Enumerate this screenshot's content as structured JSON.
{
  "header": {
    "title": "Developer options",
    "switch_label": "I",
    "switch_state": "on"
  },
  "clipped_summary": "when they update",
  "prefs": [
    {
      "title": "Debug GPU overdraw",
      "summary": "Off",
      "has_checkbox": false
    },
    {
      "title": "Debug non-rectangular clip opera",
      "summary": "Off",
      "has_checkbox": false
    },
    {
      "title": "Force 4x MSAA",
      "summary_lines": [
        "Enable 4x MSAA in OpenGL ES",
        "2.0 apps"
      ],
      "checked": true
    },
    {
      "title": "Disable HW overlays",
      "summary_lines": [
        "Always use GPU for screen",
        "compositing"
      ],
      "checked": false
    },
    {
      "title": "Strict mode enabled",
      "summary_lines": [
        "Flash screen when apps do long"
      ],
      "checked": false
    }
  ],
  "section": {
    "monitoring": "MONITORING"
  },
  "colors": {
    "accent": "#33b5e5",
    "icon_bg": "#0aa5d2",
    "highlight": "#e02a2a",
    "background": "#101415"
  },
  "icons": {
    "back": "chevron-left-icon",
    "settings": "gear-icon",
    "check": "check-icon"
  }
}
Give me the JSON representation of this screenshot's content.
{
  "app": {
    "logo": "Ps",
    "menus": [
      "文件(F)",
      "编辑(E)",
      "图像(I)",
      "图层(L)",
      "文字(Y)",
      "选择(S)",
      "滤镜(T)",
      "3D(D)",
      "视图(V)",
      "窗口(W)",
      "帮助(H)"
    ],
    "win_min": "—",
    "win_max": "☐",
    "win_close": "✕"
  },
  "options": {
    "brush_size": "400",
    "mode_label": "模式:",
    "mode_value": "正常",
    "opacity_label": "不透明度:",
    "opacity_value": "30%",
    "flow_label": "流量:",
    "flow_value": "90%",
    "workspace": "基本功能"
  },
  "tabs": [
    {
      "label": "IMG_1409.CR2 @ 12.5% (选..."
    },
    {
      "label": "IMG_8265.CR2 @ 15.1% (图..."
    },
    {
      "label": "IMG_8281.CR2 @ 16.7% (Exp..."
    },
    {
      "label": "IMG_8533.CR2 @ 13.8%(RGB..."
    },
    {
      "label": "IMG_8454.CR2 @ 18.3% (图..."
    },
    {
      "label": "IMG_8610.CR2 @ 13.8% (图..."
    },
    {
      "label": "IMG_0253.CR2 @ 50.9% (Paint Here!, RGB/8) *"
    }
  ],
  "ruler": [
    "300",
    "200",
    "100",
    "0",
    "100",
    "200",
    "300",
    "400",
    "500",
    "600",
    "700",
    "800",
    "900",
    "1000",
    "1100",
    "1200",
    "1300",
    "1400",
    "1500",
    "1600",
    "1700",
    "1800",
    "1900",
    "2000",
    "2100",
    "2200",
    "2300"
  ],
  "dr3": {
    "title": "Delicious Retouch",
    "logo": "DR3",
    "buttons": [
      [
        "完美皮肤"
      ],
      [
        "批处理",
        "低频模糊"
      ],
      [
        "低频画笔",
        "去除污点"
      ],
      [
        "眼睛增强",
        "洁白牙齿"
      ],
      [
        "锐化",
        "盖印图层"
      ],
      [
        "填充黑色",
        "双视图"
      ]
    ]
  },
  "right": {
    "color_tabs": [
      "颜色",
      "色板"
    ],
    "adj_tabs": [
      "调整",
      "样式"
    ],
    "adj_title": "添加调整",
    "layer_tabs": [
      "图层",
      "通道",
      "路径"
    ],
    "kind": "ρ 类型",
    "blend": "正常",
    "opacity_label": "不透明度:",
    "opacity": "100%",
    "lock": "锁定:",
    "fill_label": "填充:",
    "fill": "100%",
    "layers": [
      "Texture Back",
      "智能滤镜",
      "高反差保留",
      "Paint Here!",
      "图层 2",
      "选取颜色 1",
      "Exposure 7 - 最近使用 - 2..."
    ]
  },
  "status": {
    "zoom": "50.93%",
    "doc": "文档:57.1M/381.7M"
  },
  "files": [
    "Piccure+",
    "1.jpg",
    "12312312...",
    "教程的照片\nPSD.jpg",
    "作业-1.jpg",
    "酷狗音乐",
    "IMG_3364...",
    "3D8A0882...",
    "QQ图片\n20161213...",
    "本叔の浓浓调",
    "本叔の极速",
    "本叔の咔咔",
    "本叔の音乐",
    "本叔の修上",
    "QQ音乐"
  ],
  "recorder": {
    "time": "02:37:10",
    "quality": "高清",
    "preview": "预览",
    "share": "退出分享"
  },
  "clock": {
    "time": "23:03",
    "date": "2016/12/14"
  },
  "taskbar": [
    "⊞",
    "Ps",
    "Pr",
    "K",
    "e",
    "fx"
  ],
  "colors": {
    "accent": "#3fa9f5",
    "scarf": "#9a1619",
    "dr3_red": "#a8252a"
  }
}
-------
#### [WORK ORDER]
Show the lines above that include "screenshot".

#### [ANSWER BELOW]
Enumerate this screenshot's content as structured JSON.
Give me the JSON representation of this screenshot's content.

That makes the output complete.